Third case of plague reported in New Mexico
Santa Fe, TX (KTSM) — The New Mexico Department of Health announced today a confirmed case of plague in a 52-year-old man from Santa Fe County.
Confirmatory testing was performed at the Department’s Scientific Laboratory Division.
This is the third human case of plague in New Mexico and in the United States this year.
An environmental investigation will take place at the man’s home to look for ongoing risk to others in the surrounding area.
“Whenever there is a human case of plague the Department takes several steps to ensure the safety of the immediate family, neighbors, and health care providers,” said Department of Health Secretary Retta Ward, MPH.
“We inform neighbors door-to-door about plague found in the area and educate them on reducing their risk.

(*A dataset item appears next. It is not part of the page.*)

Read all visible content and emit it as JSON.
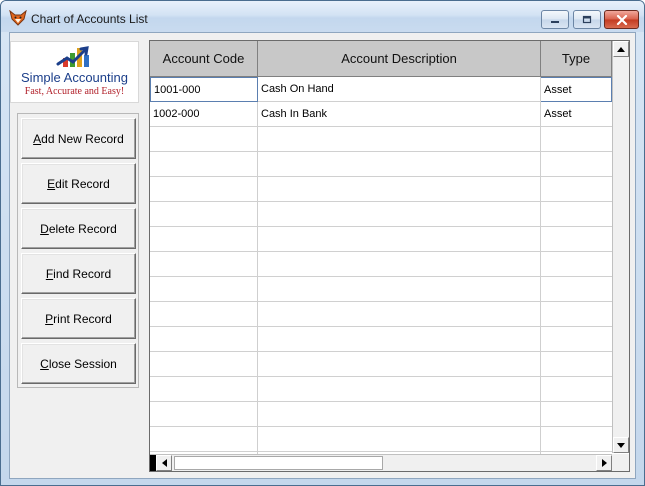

We determine whether individuals close to the patient may also have been exposed to the plague and recommend preventative treatment when necessary.”
The Department’s investigation also includes:
• Alerting physicians and veterinarians that plague is in the area, making sure they contact the Department of Health if they have a suspect case of plague, and offering the services of the Department’s Scientific Laboratory if they need to test for a suspect case of plague in either humans or animals.
• Conducting an environmental investigation at the most likely place of exposure, looking for signs of a plague die-off in rodents, infected fleas in nearby rodent burrows, or evidence of recent intrusion by rodents or fleas into the home, either through holes in the walls or by the family dog or cat.
Plague is a bacterial disease of rodents and is generally transmitted to humans through the bites of infected fleas, but can also be transmitted by direct contact with infected animals, including rodents, wildlife and pets.
“We are seeing plague activity in several different locations of north-central New Mexico,” said Dr. Paul Ettestad, public health veterinarian at the Department of Health. “Everyone needs to be aware of the situation and take precautions to avoid rodents and their fleas.”
To prevent plague, the Department of Health also recommends:
• Keep your pets from roaming and hunting
• Clean up areas near the house where rodents could live, such as woodpiles, brush piles, junk and abandoned vehicles.
• Sick pets should be examined promptly by a veterinarian.
• See your doctor about any unexplained illness involving a sudden and severe fever.
• Put hay, wood, and compost piles as far as possible from your home.
• Don’t leave your pet’s food and water where mice can get to it.
Symptoms of plague in humans include sudden onset of fever, chills, headache, and weakness.
In most cases there is a painful swelling of the lymph node in the groin, armpit or neck areas.
Plague symptoms in cats and dogs are fever, lethargy and loss of appetite.
There may be a swelling in the lymph node under the jaw.
With prompt diagnosis and appropriate antibiotic treatment, the fatality rate in people and pets can be greatly reduced.
Physicians who suspect plague should promptly report to the New Mexico Department of Health.
The first 2 human plague cases in New Mexico this year were in 15-year-old boy and an 11-year-old girl, both from Torrance County.
Both have recovered. There was one human plague case in New Mexico in 2012, two human cases of plague in 2011, no cases in 2010, and six human cases of plague in 2009, one of them fatal.
For more information, including fact sheets in English and Spanish, go to the Department of Health’s website at: http://nmhealth.org/ERD/HealthData/plague.shtml